WHAT THIS TASK INVOLVES -
In the material below, find each line that contains the word "JSON" and copy it.

--- SUPPLIED MATERIAL Enclosed Below ---

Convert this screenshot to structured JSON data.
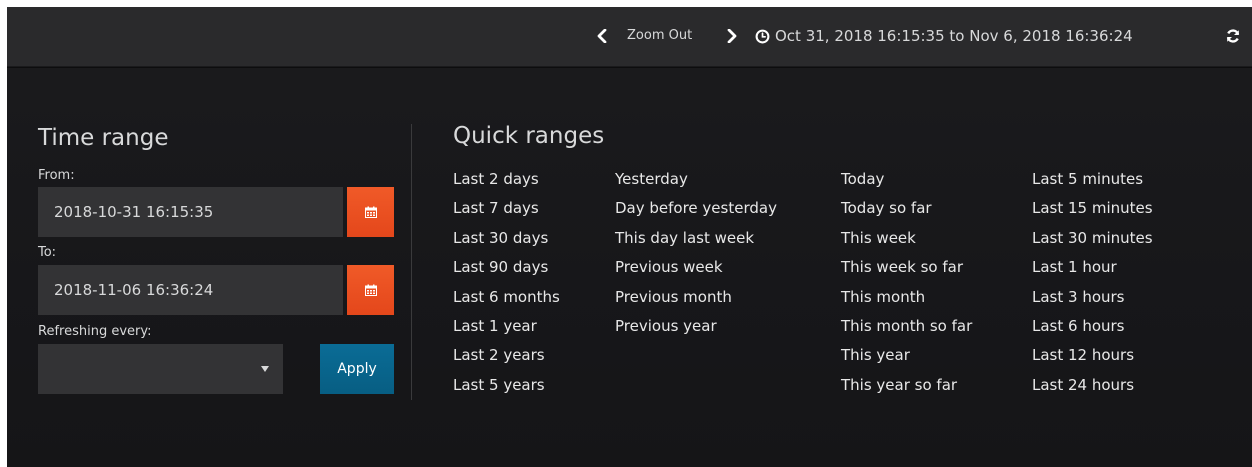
{
  "topbar": {
    "zoom_out_label": "Zoom Out",
    "range_label": "Oct 31, 2018 16:15:35 to Nov 6, 2018 16:36:24",
    "icons": {
      "prev": "chevron-left-icon",
      "next": "chevron-right-icon",
      "clock": "clock-icon",
      "refresh": "refresh-icon"
    }
  },
  "time_range": {
    "title": "Time range",
    "from_label": "From:",
    "from_value": "2018-10-31 16:15:35",
    "to_label": "To:",
    "to_value": "2018-11-06 16:36:24",
    "refresh_label": "Refreshing every:",
    "refresh_value": "",
    "apply_label": "Apply",
    "calendar_icon": "calendar-icon"
  },
  "quick_ranges": {
    "title": "Quick ranges",
    "columns": [
      [
        "Last 2 days",
        "Last 7 days",
        "Last 30 days",
        "Last 90 days",
        "Last 6 months",
        "Last 1 year",
        "Last 2 years",
        "Last 5 years"
      ],
      [
        "Yesterday",
        "Day before yesterday",
        "This day last week",
        "Previous week",
        "Previous month",
        "Previous year"
      ],
      [
        "Today",
        "Today so far",
        "This week",
        "This week so far",
        "This month",
        "This month so far",
        "This year",
        "This year so far"
      ],
      [
        "Last 5 minutes",
        "Last 15 minutes",
        "Last 30 minutes",
        "Last 1 hour",
        "Last 3 hours",
        "Last 6 hours",
        "Last 12 hours",
        "Last 24 hours"
      ]
    ]
  },
  "colors": {
    "background": "#161618",
    "topbar": "#2a2a2c",
    "input_bg": "#333335",
    "accent_orange": "#f05a28",
    "apply_blue": "#0a6c96",
    "text": "#d8d9da"
  }
}
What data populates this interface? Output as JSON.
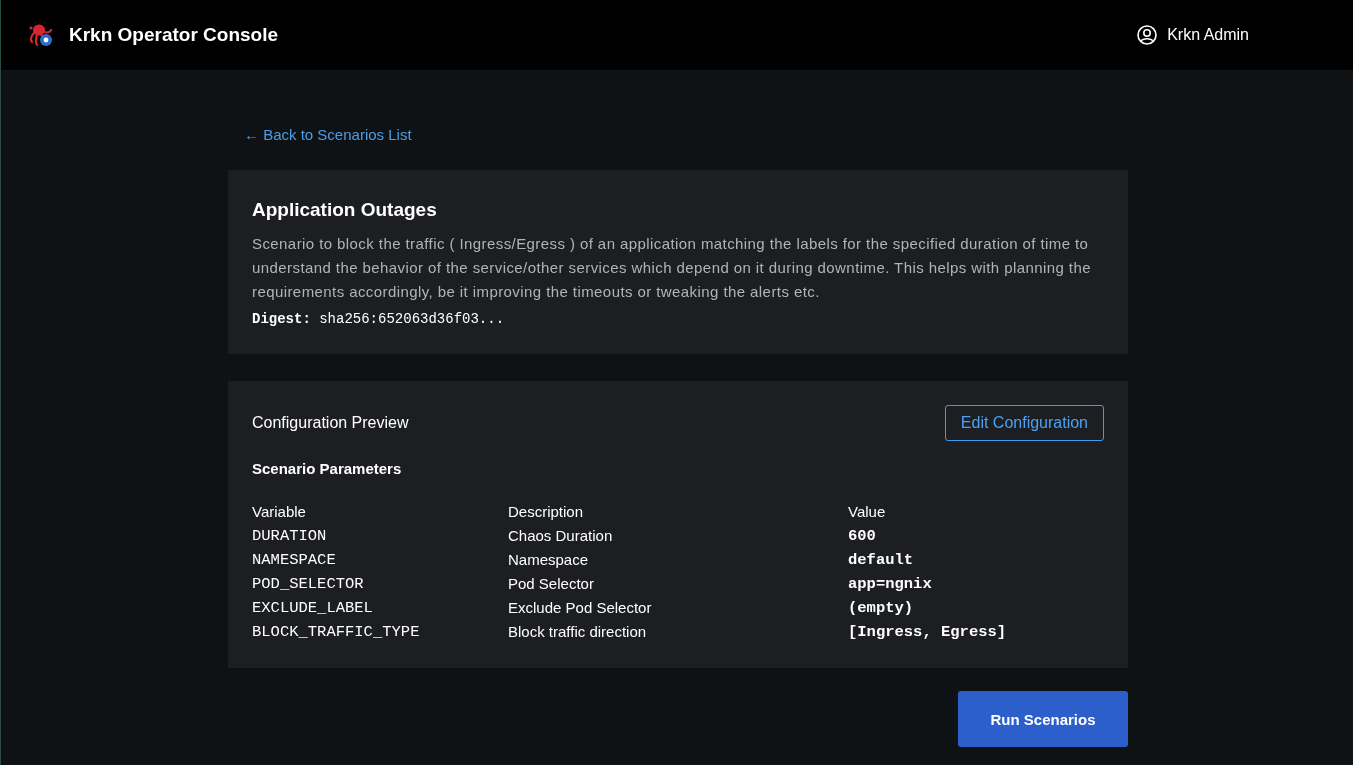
{
  "header": {
    "title": "Krkn Operator Console",
    "user": "Krkn Admin"
  },
  "back_link": "← Back to Scenarios List",
  "scenario": {
    "title": "Application Outages",
    "description": "Scenario to block the traffic ( Ingress/Egress ) of an application matching the labels for the specified duration of time to understand the behavior of the service/other services which depend on it during downtime. This helps with planning the requirements accordingly, be it improving the timeouts or tweaking the alerts etc.",
    "digest": "**Digest:** sha256:652063d36f03..."
  },
  "configuration": {
    "title": "Configuration Preview",
    "edit_button": "Edit Configuration",
    "parameters_title": "Scenario Parameters",
    "table": {
      "columns": [
        "Variable",
        "Description",
        "Value"
      ],
      "rows": [
        {
          "variable": "DURATION",
          "description": "Chaos Duration",
          "value": "600"
        },
        {
          "variable": "NAMESPACE",
          "description": "Namespace",
          "value": "default"
        },
        {
          "variable": "POD_SELECTOR",
          "description": "Pod Selector",
          "value": "app=ngnix"
        },
        {
          "variable": "EXCLUDE_LABEL",
          "description": "Exclude Pod Selector",
          "value": "(empty)"
        },
        {
          "variable": "BLOCK_TRAFFIC_TYPE",
          "description": "Block traffic direction",
          "value": "[Ingress, Egress]"
        }
      ]
    }
  },
  "run_button": "Run Scenarios"
}
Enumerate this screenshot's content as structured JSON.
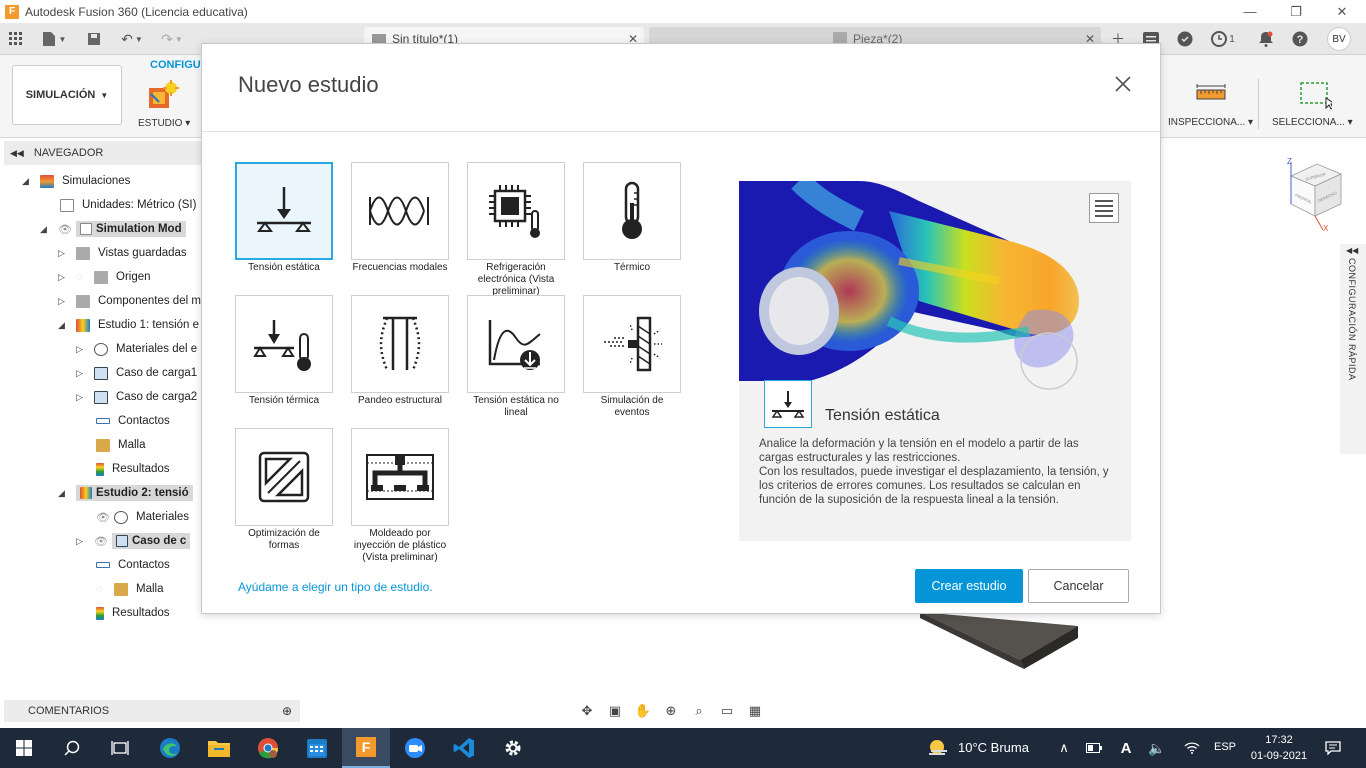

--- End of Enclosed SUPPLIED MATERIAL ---

EXERCISE RESPONSE -
Convert this screenshot to structured JSON data.
What data populates this interface? Output as JSON.
Enumerate this screenshot's content as structured JSON.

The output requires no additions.